___ EXERCISE DATA ___
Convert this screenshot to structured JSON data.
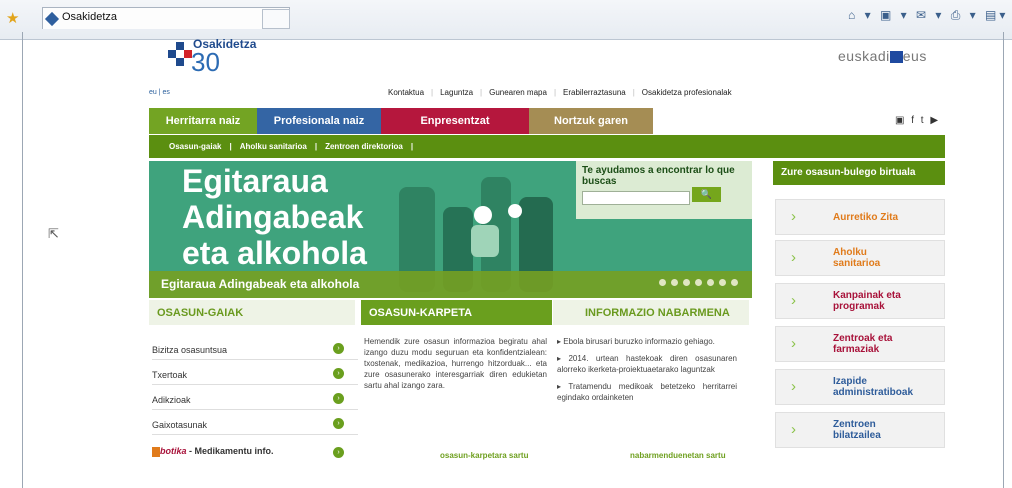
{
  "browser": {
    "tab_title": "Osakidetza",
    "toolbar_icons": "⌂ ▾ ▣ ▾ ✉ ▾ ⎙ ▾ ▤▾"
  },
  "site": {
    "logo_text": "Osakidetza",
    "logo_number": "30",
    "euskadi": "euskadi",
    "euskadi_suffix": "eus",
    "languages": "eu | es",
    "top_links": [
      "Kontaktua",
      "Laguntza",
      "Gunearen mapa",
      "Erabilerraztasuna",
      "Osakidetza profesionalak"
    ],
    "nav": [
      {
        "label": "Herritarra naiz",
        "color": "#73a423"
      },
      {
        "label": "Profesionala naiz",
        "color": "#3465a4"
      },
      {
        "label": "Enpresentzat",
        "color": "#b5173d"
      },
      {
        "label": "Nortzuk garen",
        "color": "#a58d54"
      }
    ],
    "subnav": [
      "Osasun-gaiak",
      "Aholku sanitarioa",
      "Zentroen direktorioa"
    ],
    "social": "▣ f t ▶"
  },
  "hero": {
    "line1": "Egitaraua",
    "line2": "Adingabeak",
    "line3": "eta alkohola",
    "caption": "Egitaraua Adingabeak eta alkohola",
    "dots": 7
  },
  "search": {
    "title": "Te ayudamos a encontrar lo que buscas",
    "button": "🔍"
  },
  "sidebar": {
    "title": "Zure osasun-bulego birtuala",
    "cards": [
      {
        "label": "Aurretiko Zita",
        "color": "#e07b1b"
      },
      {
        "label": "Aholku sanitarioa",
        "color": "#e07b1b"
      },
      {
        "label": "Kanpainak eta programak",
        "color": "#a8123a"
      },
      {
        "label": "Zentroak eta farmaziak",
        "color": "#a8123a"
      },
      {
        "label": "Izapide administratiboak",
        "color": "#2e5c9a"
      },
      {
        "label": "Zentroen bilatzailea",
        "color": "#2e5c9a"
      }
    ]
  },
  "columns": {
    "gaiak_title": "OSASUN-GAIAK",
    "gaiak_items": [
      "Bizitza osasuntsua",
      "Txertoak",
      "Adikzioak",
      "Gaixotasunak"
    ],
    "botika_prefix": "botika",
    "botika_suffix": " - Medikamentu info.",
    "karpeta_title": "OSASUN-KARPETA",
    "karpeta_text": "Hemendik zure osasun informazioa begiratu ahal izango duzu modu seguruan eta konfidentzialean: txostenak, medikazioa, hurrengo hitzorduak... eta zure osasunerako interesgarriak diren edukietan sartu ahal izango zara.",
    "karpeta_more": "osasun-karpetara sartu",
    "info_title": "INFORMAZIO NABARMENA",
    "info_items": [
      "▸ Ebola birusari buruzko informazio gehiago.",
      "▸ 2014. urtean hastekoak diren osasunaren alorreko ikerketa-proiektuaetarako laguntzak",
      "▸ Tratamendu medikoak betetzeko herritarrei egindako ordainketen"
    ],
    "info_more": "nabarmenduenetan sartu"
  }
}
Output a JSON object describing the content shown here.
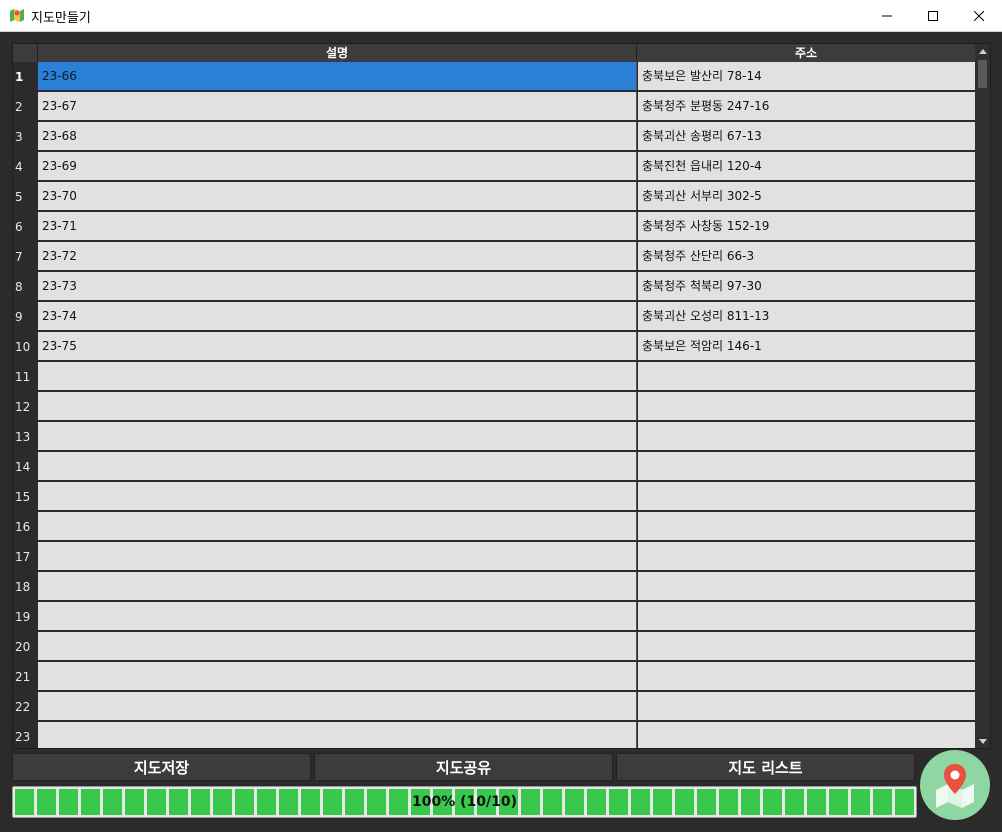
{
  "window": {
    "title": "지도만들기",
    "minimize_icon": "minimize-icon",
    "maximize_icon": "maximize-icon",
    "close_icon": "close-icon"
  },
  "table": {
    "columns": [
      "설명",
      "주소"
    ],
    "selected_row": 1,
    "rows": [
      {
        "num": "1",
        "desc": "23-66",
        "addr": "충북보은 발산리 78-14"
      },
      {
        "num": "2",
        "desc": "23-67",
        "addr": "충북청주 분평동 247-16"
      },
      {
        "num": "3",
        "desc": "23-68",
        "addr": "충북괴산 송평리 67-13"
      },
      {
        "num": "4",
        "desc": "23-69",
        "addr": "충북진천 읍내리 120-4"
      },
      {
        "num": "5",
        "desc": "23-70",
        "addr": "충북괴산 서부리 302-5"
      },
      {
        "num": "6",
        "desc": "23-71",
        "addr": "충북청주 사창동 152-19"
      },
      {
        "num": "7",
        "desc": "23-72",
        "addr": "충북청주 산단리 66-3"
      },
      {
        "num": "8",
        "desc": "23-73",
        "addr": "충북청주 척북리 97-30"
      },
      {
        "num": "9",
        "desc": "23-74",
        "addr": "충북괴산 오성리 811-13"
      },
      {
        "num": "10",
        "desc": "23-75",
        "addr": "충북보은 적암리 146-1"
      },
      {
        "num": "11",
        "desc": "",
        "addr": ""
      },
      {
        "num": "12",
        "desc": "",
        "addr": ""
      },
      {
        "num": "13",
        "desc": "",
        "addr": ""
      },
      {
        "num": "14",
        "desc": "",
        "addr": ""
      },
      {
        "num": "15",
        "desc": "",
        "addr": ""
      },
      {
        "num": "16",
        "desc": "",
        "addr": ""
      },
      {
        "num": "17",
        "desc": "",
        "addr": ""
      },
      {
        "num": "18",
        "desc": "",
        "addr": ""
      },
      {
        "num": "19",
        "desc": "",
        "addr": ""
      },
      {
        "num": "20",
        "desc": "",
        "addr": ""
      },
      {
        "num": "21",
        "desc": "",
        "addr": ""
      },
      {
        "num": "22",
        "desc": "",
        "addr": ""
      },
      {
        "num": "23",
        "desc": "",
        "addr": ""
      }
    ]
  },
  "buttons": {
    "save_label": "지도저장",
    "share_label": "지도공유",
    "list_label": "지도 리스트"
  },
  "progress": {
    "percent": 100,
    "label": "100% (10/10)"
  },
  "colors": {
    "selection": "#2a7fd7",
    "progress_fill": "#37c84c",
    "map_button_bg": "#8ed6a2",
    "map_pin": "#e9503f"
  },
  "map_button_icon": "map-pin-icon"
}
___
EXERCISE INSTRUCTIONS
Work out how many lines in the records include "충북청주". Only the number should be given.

RESPONSE TO THIS EXERCISE
4